While building strong nonverbal communication skills can be helpful to anyone who wishes to communicate more effectively, criminal justice professionals often rely on these skills daily since their jobs frequently require them to make evaluations of those who break the law. Body movements, personal distance, facial color, facial expressions, and paralanguage offer insight into a subject’s truthfulness.” (Grubb, Hemby, 2003). Deceptive body movements can come in the form of moving and fidgeting legs, feet, and hands while maintaining a detached, cool facial expression while answering questions. Interestingly, the hands and the position of one’s arms play a role in discovering dishonesty. “Arms folded tightly across the chest signify refusal or defiance. Arms loosely folded convey relaxation.

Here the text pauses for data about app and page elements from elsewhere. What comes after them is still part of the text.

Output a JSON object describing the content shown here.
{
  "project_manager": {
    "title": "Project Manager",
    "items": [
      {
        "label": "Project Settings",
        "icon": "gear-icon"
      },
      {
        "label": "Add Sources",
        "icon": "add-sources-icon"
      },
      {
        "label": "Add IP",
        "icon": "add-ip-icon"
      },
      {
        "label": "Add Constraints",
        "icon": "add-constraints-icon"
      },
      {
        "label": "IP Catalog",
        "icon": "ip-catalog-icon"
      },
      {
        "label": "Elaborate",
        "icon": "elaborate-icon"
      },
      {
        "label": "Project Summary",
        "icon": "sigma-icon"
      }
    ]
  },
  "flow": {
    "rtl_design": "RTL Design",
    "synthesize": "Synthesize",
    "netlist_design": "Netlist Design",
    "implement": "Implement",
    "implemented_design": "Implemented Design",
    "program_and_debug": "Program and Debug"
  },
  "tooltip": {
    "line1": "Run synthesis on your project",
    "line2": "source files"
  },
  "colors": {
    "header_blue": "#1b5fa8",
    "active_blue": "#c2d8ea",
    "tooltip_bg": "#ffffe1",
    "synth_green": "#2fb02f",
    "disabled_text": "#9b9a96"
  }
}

If this gesture is difficult to interpret merely from the arms, the hands provide additional information. If the hands are closed in a fist or tightly grasping the biceps, this supports the refusal or defiance state; open and relaxed mean the individual is relaxed.” (Grubb, Hemby, 2003). While the fact that a person is not relaxed does not automatically indicate untruthfulness, nervousness is usually associated with lying because if you have nothing to hide, why be nervous? Other nervous behaviors are tapping fingers, wobbling knees back and forth, crossing and uncrossing legs, leg motion, and breaking eye contact. Clothing adjustments or grooming can signal delay tactics while suspects are constructing a false story. In seeking the truth, criminal justice professionals sometimes intimidate a suspect and condition them not to lie by moving closer to them as questioning becomes more serious, and they also take note of a suspect’s facial color. Either very pale or very red can indicate lying as the fight or flight response that occurs during an anxiety state causes physical changes due to the capillaries in the face.
How can criminal justice professionals build strong nonverbal communication skills? Practical behaviors that can be implemented are:
- Establishing and maintaining eye contact
- Using postures that exhibits alertness and interest
- Removing physical barriers that do not allow room for comfortable communication
- Comprehending facial expressions and body language to more thoroughly understand a message
- Politely ask questions to be sure that you understand what a sender is expressing
- Always ensure that you take into account all characteristics of a person before assessing nonverbal messages
While some nonverbal communication skills come naturally to human beings, most of us will greatly benefit from putting these skills into practice and improving on them as time goes on. Nonverbal communication is important not only in a professional environment, but in all aspects of life. By learning to truly “listen” to a person’s message, you can maintain better friendships, personal relationships, casual relationships, and even make more informed and confident decisions because you fully comprehend all facets of a message and have greatly improved the way you can relate to others.